The foreign ministers of Egypt and Jordan began a historic visit to Israel on Wednesday to formally present an Arab peace plan, saying they were extending "a hand of peace" on behalf of the region.
The ministers arrived as representatives of the Arab League, the first time the 22-member group has sent a delegation to Israel. The Arab League peace plan envisions full recognition of Israel in return for evacuation of lands captured in the 1967 Middle East war.

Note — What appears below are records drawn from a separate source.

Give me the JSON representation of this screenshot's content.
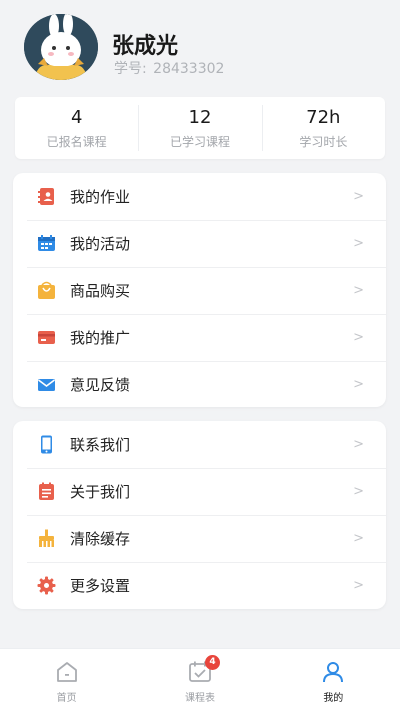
{
  "profile": {
    "name": "张成光",
    "student_id_label": "学号:",
    "student_id": "28433302"
  },
  "stats": [
    {
      "value": "4",
      "label": "已报名课程"
    },
    {
      "value": "12",
      "label": "已学习课程"
    },
    {
      "value": "72h",
      "label": "学习时长"
    }
  ],
  "menu_primary": [
    {
      "label": "我的作业",
      "icon": "homework-icon",
      "color": "#e8604c"
    },
    {
      "label": "我的活动",
      "icon": "calendar-icon",
      "color": "#2f8be6"
    },
    {
      "label": "商品购买",
      "icon": "shopping-bag-icon",
      "color": "#f4b33c"
    },
    {
      "label": "我的推广",
      "icon": "card-icon",
      "color": "#e8604c"
    },
    {
      "label": "意见反馈",
      "icon": "mail-icon",
      "color": "#2f8be6"
    }
  ],
  "menu_secondary": [
    {
      "label": "联系我们",
      "icon": "phone-icon",
      "color": "#2f8be6"
    },
    {
      "label": "关于我们",
      "icon": "notepad-icon",
      "color": "#e8604c"
    },
    {
      "label": "清除缓存",
      "icon": "broom-icon",
      "color": "#f4b33c"
    },
    {
      "label": "更多设置",
      "icon": "gear-icon",
      "color": "#e8604c"
    }
  ],
  "chevron": ">",
  "tabs": [
    {
      "label": "首页",
      "icon": "home-icon",
      "active": false
    },
    {
      "label": "课程表",
      "icon": "schedule-icon",
      "active": false,
      "badge": "4"
    },
    {
      "label": "我的",
      "icon": "user-icon",
      "active": true
    }
  ],
  "colors": {
    "accent_blue": "#2f8be6",
    "accent_red": "#e8604c",
    "accent_yellow": "#f4b33c",
    "badge_red": "#e8453c"
  }
}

"We are extending a hand of peace on behalf of the whole region to you, and we hope that we will be able to create the momentum needed to resume fruitful and productive negotiations" between Israel and the Palestinians and the rest of the Arab world, Jordan's foreign minister, Abdul-Ilah Khatib, said at a news conference with Israeli President Shimon Peres.
Egyptian Foreign Minister Ahmed Aboul Gheit urged Israel consider the Arab plan seriously. "We hope that upon our return, we would also convey to the Arab League ... the responses of Israel and I hope that such responses will be positive," he said.
The visit, a day after the maiden voyage of new Mideast peace envoy Tony Blair, is part of a flurry of diplomatic efforts meant to restart peace talks after a seven-year lull.
Egypt and Jordan both have peace treaties with Israel and have sent their leaders to the country before, but never on behalf of the Arab League, which has traditionally been hostile toward the Jewish state.
Foreign ministry spokesman Mark Regev said the visit was historic.
"This is the first time that a delegation is coming here under the auspices of the Arab League," he said. "In the past, the Arab League has opposed dialogue, normalization and any contact with Israel and this is the first time the Arab League has authorized a delegation to visit Israel."
The Arab League asked Jordan and Egypt to take the lead in pushing forward their newly revived peace plan, which offers a comprehensive peace agreement in exchange for Israel's withdrawal from all territories captured in 1967.
Israel rejected the plan when Saudi Arabia first proposed it in 2002, at the height of the Palestinian uprising. But it softened its resistance after moderate Arab states endorsed the plan again in March, sharing their concerns about Iran's growing influence.
Israel has welcomed the plan as a basis for negotiations, but raised concerns about certain aspects. Israel rejects a full withdrawal from the West Bank and east Jerusalem. It also objects to the plan's apparent call for the return of Palestinians who became refugees in the 1948 Mideast war and their descendants. Israel says a large-scale return of refugees would destroy the country's Jewish character.
Moderate Arab countries and the West have been pushing for renewed Israeli-Palestinian peacemaking since Gaza fell to Hamas, a group that refuses to recognize Israel's right to exist and has killed more than 250 Israelis in suicide bombings.
Palestinian President Mahmoud Abbas ejected Hamas from government after the Gaza takeover and set up an emergency Cabinet of loyalists that has Western and moderate Arab backing.
Israel has welcomed Abbas' government and made a series of confidence-building gestures, while saying it is too early to resume negotiations on a final peace deal.
The remarks from the Pope came as "a very strong step towards degradation," "given the rather massive nature of homosexuality" among the Catholic clergy.